-- SUPPLIED INFORMATION --
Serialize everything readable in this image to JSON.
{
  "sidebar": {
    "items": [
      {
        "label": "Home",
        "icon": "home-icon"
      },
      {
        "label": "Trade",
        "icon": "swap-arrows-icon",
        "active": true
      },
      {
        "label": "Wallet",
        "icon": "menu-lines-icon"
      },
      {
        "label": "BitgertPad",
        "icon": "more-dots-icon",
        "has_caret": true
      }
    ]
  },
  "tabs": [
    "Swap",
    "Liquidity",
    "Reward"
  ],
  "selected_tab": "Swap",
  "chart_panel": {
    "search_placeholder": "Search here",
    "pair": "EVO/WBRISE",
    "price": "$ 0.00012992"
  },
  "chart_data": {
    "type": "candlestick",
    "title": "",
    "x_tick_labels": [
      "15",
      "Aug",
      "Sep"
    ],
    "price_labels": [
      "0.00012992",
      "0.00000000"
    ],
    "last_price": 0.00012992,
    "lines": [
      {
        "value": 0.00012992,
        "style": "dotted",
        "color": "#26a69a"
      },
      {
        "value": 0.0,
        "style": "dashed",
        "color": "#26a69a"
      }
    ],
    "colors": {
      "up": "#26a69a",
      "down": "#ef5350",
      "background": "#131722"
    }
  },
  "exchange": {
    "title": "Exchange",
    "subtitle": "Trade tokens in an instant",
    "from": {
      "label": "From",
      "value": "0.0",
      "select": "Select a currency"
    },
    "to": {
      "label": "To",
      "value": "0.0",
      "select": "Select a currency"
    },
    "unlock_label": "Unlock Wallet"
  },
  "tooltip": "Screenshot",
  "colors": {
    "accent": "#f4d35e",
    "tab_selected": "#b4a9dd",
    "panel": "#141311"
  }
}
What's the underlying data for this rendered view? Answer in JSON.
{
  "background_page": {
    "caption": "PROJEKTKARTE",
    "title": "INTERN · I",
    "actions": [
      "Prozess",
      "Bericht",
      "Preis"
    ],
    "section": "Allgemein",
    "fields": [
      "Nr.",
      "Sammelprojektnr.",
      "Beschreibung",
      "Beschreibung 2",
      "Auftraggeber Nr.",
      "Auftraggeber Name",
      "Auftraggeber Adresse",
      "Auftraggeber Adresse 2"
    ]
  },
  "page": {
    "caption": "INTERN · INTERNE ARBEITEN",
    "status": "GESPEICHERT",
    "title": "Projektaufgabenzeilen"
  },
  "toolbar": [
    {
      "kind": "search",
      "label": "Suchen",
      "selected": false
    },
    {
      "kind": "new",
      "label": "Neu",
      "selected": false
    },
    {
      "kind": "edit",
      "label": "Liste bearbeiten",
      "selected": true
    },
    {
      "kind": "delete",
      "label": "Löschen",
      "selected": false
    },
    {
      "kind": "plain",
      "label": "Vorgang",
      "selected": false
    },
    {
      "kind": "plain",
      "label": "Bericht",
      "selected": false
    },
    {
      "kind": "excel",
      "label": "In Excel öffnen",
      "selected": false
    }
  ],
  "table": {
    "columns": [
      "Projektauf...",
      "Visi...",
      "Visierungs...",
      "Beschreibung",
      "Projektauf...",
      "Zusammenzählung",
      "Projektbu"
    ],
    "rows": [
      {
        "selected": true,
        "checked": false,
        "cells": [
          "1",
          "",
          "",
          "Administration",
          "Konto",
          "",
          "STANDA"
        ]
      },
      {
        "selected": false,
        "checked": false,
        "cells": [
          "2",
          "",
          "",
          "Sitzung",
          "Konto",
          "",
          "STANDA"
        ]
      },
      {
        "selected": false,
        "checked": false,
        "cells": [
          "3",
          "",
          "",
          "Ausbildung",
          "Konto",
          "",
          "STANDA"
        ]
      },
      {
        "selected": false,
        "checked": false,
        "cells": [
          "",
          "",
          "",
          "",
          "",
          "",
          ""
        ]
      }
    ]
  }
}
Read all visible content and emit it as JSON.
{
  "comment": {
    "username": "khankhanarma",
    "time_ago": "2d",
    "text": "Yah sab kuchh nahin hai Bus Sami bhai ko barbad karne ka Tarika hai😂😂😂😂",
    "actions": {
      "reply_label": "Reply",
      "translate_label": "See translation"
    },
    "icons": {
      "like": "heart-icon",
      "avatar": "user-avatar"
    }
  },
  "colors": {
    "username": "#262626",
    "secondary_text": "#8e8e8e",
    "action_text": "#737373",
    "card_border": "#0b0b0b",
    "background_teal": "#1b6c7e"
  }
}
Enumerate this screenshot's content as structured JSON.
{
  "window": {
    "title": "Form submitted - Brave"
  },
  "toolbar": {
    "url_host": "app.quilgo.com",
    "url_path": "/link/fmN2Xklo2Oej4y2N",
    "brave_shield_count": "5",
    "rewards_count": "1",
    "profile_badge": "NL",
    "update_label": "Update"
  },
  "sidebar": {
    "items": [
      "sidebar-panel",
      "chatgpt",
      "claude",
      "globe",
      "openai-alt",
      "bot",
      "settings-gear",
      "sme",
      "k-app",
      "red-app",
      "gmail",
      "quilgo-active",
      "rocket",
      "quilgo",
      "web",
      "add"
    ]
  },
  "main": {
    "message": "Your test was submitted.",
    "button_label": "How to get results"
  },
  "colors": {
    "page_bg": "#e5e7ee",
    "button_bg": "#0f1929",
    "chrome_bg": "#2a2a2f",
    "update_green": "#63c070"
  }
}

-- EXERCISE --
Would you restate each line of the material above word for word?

-- ANSWER SECTION --
Serialize everything readable in this image to JSON.
{
  "sidebar": {
    "items": [
      {
        "label": "Home",
        "icon": "home-icon"
      },
      {
        "label": "Trade",
        "icon": "swap-arrows-icon",
        "active": true
      },
      {
        "label": "Wallet",
        "icon": "menu-lines-icon"
      },
      {
        "label": "BitgertPad",
        "icon": "more-dots-icon",
        "has_caret": true
      }
    ]
  },
  "tabs": [
    "Swap",
    "Liquidity",
    "Reward"
  ],
  "selected_tab": "Swap",
  "chart_panel": {
    "search_placeholder": "Search here",
    "pair": "EVO/WBRISE",
    "price": "$ 0.00012992"
  },
  "chart_data": {
    "type": "candlestick",
    "title": "",
    "x_tick_labels": [
      "15",
      "Aug",
      "Sep"
    ],
    "price_labels": [
      "0.00012992",
      "0.00000000"
    ],
    "last_price": 0.00012992,
    "lines": [
      {
        "value": 0.00012992,
        "style": "dotted",
        "color": "#26a69a"
      },
      {
        "value": 0.0,
        "style": "dashed",
        "color": "#26a69a"
      }
    ],
    "colors": {
      "up": "#26a69a",
      "down": "#ef5350",
      "background": "#131722"
    }
  },
  "exchange": {
    "title": "Exchange",
    "subtitle": "Trade tokens in an instant",
    "from": {
      "label": "From",
      "value": "0.0",
      "select": "Select a currency"
    },
    "to": {
      "label": "To",
      "value": "0.0",
      "select": "Select a currency"
    },
    "unlock_label": "Unlock Wallet"
  },
  "tooltip": "Screenshot",
  "colors": {
    "accent": "#f4d35e",
    "tab_selected": "#b4a9dd",
    "panel": "#141311"
  }
}
What's the underlying data for this rendered view? Answer in JSON.
{
  "background_page": {
    "caption": "PROJEKTKARTE",
    "title": "INTERN · I",
    "actions": [
      "Prozess",
      "Bericht",
      "Preis"
    ],
    "section": "Allgemein",
    "fields": [
      "Nr.",
      "Sammelprojektnr.",
      "Beschreibung",
      "Beschreibung 2",
      "Auftraggeber Nr.",
      "Auftraggeber Name",
      "Auftraggeber Adresse",
      "Auftraggeber Adresse 2"
    ]
  },
  "page": {
    "caption": "INTERN · INTERNE ARBEITEN",
    "status": "GESPEICHERT",
    "title": "Projektaufgabenzeilen"
  },
  "toolbar": [
    {
      "kind": "search",
      "label": "Suchen",
      "selected": false
    },
    {
      "kind": "new",
      "label": "Neu",
      "selected": false
    },
    {
      "kind": "edit",
      "label": "Liste bearbeiten",
      "selected": true
    },
    {
      "kind": "delete",
      "label": "Löschen",
      "selected": false
    },
    {
      "kind": "plain",
      "label": "Vorgang",
      "selected": false
    },
    {
      "kind": "plain",
      "label": "Bericht",
      "selected": false
    },
    {
      "kind": "excel",
      "label": "In Excel öffnen",
      "selected": false
    }
  ],
  "table": {
    "columns": [
      "Projektauf...",
      "Visi...",
      "Visierungs...",
      "Beschreibung",
      "Projektauf...",
      "Zusammenzählung",
      "Projektbu"
    ],
    "rows": [
      {
        "selected": true,
        "checked": false,
        "cells": [
          "1",
          "",
          "",
          "Administration",
          "Konto",
          "",
          "STANDA"
        ]
      },
      {
        "selected": false,
        "checked": false,
        "cells": [
          "2",
          "",
          "",
          "Sitzung",
          "Konto",
          "",
          "STANDA"
        ]
      },
      {
        "selected": false,
        "checked": false,
        "cells": [
          "3",
          "",
          "",
          "Ausbildung",
          "Konto",
          "",
          "STANDA"
        ]
      },
      {
        "selected": false,
        "checked": false,
        "cells": [
          "",
          "",
          "",
          "",
          "",
          "",
          ""
        ]
      }
    ]
  }
}
Read all visible content and emit it as JSON.
{
  "comment": {
    "username": "khankhanarma",
    "time_ago": "2d",
    "text": "Yah sab kuchh nahin hai Bus Sami bhai ko barbad karne ka Tarika hai😂😂😂😂",
    "actions": {
      "reply_label": "Reply",
      "translate_label": "See translation"
    },
    "icons": {
      "like": "heart-icon",
      "avatar": "user-avatar"
    }
  },
  "colors": {
    "username": "#262626",
    "secondary_text": "#8e8e8e",
    "action_text": "#737373",
    "card_border": "#0b0b0b",
    "background_teal": "#1b6c7e"
  }
}
Enumerate this screenshot's content as structured JSON.
{
  "window": {
    "title": "Form submitted - Brave"
  },
  "toolbar": {
    "url_host": "app.quilgo.com",
    "url_path": "/link/fmN2Xklo2Oej4y2N",
    "brave_shield_count": "5",
    "rewards_count": "1",
    "profile_badge": "NL",
    "update_label": "Update"
  },
  "sidebar": {
    "items": [
      "sidebar-panel",
      "chatgpt",
      "claude",
      "globe",
      "openai-alt",
      "bot",
      "settings-gear",
      "sme",
      "k-app",
      "red-app",
      "gmail",
      "quilgo-active",
      "rocket",
      "quilgo",
      "web",
      "add"
    ]
  },
  "main": {
    "message": "Your test was submitted.",
    "button_label": "How to get results"
  },
  "colors": {
    "page_bg": "#e5e7ee",
    "button_bg": "#0f1929",
    "chrome_bg": "#2a2a2f",
    "update_green": "#63c070"
  }
}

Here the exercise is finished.